(EXTRACTED INFORMATION begins)

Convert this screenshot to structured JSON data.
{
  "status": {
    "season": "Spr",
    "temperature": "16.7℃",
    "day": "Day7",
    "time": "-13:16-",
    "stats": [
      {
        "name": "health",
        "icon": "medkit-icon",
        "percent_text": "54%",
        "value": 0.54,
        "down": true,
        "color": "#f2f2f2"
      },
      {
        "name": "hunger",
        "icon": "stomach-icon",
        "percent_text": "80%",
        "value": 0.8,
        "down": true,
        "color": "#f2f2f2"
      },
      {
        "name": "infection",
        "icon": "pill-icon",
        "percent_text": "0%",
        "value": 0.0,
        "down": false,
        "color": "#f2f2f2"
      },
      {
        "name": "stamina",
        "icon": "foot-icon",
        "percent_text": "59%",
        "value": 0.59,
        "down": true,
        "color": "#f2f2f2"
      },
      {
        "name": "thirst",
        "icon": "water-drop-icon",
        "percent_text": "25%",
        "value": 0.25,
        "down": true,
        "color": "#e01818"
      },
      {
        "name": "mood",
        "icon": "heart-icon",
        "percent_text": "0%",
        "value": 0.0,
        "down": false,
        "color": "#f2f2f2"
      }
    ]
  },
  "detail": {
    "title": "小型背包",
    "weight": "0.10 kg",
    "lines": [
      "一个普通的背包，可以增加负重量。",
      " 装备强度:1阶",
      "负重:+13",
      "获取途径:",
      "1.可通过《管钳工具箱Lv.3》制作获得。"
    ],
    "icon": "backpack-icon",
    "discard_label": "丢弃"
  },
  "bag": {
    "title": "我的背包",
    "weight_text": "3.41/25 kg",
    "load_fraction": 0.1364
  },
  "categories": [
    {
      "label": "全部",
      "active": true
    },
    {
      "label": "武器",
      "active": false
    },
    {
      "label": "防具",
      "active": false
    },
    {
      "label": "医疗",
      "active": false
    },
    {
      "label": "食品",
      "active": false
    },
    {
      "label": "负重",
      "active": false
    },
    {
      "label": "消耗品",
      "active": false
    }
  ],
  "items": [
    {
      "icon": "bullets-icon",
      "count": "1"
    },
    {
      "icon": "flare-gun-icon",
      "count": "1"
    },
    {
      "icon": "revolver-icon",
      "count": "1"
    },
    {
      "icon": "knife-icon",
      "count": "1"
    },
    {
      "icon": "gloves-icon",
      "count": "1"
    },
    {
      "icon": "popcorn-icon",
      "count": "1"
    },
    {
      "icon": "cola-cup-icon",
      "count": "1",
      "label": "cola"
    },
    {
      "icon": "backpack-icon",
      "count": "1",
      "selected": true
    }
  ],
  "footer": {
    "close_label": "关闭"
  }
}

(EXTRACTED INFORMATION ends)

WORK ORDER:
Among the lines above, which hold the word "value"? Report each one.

TASK SOLUTION:
        "value": 0.54,
        "value": 0.8,
        "value": 0.0,
        "value": 0.59,
        "value": 0.25,
        "value": 0.0,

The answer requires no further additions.